**WHAT YOU WILL DO:** Find the lines of data that contain the string "type", then list them.
"""
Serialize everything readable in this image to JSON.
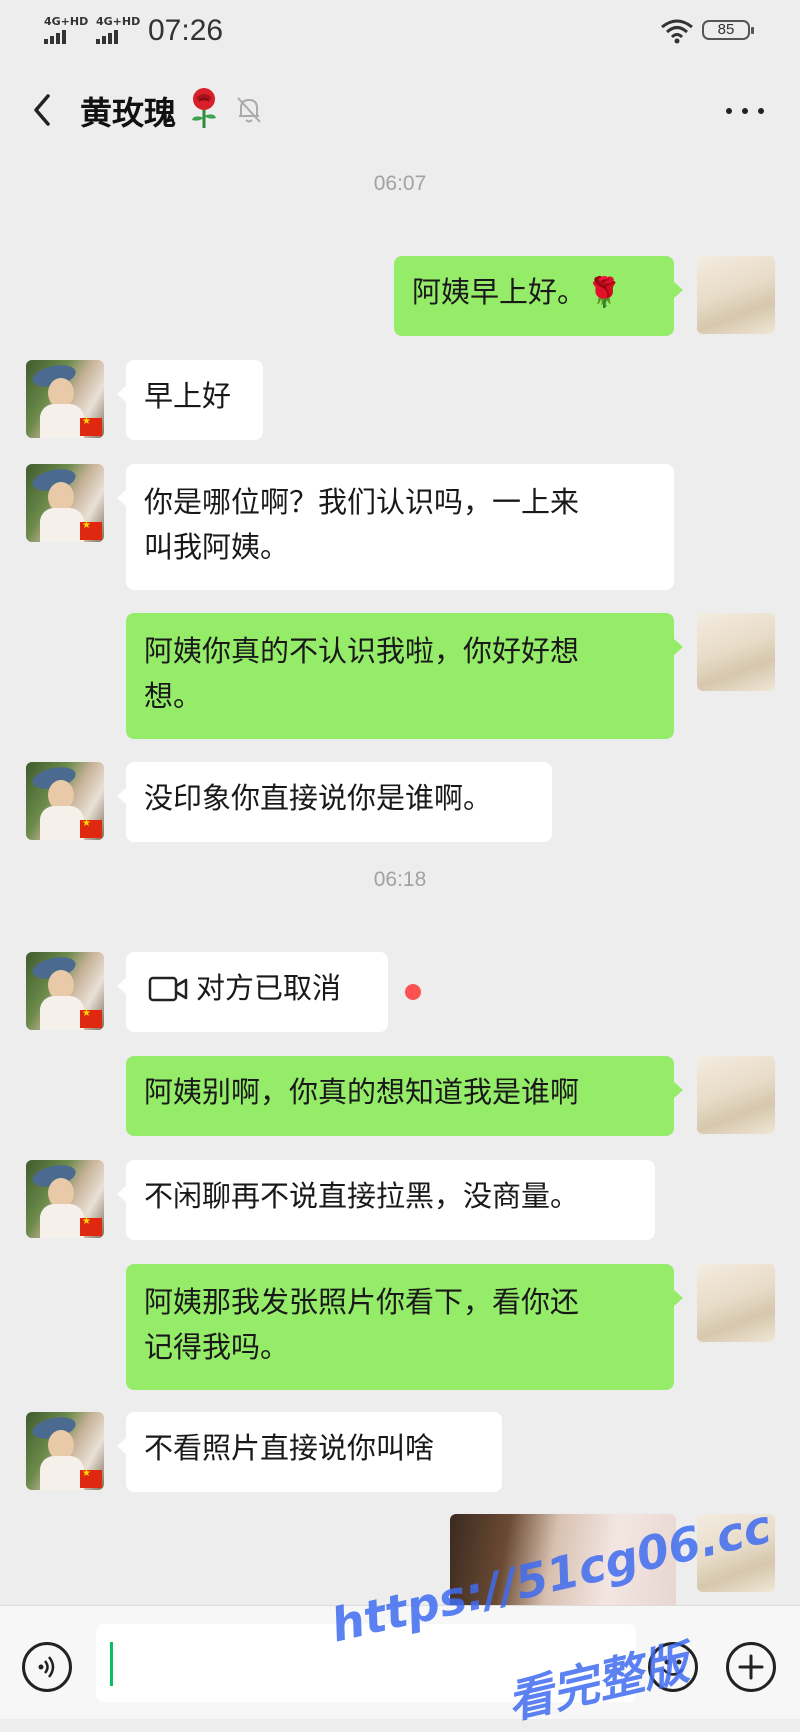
{
  "status_bar": {
    "signal_1": "4G+HD",
    "signal_2": "4G+HD",
    "time": "07:26",
    "battery": "85"
  },
  "header": {
    "title": "黄玫瑰",
    "title_emoji": "rose-icon",
    "mute_icon": "bell-off-icon",
    "more_icon": "more-dots-icon"
  },
  "messages": [
    {
      "type": "timestamp",
      "text": "06:07"
    },
    {
      "from": "self",
      "text": "阿姨早上好。🌹"
    },
    {
      "from": "other",
      "text": "早上好"
    },
    {
      "from": "other",
      "line1": "你是哪位啊？我们认识吗，一上来",
      "line2": "叫我阿姨。"
    },
    {
      "from": "self",
      "line1": "阿姨你真的不认识我啦，你好好想",
      "line2": "想。"
    },
    {
      "from": "other",
      "text": "没印象你直接说你是谁啊。"
    },
    {
      "type": "timestamp",
      "text": "06:18"
    },
    {
      "from": "other",
      "type": "video_call",
      "text": "对方已取消",
      "icon": "video-camera-icon"
    },
    {
      "from": "self",
      "text": "阿姨别啊，你真的想知道我是谁啊"
    },
    {
      "from": "other",
      "text": "不闲聊再不说直接拉黑，没商量。"
    },
    {
      "from": "self",
      "line1": "阿姨那我发张照片你看下，看你还",
      "line2": "记得我吗。"
    },
    {
      "from": "other",
      "text": "不看照片直接说你叫啥"
    },
    {
      "from": "self",
      "type": "image"
    }
  ],
  "input_bar": {
    "voice_icon": "voice-icon",
    "emoji_icon": "emoji-icon",
    "plus_icon": "plus-icon"
  },
  "watermark": {
    "url": "https://51cg06.cc",
    "caption": "看完整版"
  },
  "colors": {
    "background": "#ededed",
    "self_bubble": "#95ec69",
    "other_bubble": "#ffffff",
    "accent": "#07c160",
    "unread_dot": "#fa5151",
    "watermark": "#3f6cf0"
  }
}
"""
**RESULT:**
      "type": "timestamp",
      "type": "timestamp",
      "type": "video_call",
      "type": "image"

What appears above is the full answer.